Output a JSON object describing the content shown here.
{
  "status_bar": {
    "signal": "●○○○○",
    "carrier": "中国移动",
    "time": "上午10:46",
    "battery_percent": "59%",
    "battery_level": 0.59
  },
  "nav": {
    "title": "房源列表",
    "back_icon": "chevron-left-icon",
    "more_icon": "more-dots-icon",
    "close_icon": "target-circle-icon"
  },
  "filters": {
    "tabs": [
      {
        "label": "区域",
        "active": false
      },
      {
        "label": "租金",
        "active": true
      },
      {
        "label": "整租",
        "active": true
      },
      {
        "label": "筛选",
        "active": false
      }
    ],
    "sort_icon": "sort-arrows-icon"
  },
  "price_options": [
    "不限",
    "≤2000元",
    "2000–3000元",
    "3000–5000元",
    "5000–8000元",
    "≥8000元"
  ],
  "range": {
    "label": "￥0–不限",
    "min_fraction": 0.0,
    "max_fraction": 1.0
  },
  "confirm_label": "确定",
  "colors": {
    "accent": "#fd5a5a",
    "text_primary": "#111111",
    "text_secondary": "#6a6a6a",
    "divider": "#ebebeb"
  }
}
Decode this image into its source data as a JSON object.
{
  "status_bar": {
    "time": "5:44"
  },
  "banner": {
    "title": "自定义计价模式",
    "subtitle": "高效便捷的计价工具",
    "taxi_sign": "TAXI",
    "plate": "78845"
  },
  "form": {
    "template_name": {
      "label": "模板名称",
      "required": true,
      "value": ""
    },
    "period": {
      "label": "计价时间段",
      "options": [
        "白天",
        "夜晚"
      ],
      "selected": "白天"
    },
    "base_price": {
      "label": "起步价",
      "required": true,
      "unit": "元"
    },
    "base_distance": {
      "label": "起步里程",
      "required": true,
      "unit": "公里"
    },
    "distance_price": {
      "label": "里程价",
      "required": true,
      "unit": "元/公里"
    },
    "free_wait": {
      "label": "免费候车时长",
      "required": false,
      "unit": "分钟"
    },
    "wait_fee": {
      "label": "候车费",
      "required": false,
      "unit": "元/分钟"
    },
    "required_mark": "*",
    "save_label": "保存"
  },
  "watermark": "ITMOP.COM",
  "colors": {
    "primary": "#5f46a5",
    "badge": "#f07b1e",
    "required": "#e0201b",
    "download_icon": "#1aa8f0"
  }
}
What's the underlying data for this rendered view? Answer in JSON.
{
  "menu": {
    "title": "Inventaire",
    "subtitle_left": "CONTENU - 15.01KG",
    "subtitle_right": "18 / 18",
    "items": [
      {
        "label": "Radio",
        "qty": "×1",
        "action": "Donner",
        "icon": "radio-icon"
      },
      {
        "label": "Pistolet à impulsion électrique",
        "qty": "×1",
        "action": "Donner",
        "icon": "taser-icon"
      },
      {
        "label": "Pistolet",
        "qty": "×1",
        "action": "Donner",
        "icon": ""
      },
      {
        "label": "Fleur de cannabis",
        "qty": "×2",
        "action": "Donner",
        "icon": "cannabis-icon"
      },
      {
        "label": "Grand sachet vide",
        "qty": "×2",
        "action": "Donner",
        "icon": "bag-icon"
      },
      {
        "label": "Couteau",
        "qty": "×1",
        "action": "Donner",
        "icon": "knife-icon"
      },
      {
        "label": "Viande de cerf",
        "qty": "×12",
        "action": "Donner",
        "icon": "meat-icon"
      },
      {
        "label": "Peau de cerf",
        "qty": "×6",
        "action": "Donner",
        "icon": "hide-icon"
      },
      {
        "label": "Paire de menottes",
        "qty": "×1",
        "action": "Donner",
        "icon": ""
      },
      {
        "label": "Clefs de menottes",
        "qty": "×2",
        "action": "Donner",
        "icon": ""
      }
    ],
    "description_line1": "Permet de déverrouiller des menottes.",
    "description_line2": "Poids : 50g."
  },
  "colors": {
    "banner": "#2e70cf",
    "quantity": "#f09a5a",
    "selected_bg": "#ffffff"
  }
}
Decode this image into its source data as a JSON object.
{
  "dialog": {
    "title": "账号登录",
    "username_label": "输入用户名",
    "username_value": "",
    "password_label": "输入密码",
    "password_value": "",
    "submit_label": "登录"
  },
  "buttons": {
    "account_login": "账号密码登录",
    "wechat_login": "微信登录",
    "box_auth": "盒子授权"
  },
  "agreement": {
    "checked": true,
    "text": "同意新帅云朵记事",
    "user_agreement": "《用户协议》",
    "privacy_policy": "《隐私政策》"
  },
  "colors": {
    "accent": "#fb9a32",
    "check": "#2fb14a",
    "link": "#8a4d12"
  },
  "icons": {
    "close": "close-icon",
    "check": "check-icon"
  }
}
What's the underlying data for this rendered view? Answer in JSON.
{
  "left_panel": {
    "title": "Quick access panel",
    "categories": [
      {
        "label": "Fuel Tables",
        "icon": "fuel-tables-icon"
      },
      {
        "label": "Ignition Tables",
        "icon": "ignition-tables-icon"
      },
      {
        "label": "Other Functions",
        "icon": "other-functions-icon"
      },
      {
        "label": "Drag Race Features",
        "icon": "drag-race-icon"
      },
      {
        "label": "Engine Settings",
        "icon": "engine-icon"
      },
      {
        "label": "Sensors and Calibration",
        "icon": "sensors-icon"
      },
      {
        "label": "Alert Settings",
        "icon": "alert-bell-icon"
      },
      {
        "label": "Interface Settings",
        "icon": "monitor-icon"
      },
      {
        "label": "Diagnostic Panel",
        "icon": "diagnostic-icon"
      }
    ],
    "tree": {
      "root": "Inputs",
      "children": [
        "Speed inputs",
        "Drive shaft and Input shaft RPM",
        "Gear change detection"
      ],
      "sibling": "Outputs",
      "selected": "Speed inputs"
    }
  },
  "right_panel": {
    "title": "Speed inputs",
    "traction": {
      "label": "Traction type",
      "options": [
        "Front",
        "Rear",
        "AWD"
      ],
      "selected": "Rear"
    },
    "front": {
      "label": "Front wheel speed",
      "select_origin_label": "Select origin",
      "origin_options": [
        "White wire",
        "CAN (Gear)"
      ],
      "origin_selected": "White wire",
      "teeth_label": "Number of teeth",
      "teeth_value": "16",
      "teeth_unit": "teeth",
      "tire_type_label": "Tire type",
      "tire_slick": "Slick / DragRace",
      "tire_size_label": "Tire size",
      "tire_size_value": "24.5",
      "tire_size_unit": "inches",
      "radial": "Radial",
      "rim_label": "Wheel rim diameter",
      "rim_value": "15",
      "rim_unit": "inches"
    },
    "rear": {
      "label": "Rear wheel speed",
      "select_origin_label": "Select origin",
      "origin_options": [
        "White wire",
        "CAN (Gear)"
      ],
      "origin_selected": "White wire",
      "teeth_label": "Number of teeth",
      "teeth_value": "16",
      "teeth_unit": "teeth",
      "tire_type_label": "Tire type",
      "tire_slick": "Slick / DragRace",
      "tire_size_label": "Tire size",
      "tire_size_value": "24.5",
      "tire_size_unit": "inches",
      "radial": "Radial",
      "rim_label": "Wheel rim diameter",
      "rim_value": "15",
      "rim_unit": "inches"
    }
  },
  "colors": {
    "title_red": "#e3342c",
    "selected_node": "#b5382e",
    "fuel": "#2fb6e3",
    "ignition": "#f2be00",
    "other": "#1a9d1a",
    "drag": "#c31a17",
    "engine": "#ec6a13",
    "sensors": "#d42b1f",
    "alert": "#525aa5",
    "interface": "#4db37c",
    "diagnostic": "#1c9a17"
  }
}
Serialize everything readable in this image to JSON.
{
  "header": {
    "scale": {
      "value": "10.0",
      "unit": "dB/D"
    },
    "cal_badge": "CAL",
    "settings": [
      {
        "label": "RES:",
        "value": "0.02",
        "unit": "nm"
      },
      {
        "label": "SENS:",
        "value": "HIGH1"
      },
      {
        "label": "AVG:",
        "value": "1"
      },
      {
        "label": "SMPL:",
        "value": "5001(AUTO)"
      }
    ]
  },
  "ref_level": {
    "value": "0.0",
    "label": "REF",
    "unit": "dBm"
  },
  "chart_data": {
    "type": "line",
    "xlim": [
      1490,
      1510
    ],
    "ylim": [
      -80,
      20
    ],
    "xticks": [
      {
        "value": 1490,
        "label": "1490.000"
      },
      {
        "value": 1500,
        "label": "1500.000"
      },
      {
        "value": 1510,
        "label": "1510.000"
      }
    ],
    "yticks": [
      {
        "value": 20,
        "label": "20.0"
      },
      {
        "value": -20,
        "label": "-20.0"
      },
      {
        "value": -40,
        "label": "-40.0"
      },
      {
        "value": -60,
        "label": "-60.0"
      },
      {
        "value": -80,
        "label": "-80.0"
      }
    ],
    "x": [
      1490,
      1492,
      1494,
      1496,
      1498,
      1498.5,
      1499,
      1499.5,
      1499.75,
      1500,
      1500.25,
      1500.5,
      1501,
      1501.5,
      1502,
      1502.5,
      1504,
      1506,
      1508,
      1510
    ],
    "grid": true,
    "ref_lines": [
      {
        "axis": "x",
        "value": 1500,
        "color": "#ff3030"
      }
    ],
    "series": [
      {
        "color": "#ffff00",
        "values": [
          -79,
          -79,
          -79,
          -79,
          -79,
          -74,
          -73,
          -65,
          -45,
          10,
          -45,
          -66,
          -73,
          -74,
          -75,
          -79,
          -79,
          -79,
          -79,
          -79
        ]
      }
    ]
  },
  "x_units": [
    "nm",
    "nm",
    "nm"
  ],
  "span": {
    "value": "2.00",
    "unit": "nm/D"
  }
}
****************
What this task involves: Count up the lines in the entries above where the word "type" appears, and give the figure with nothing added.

Exercise output: 4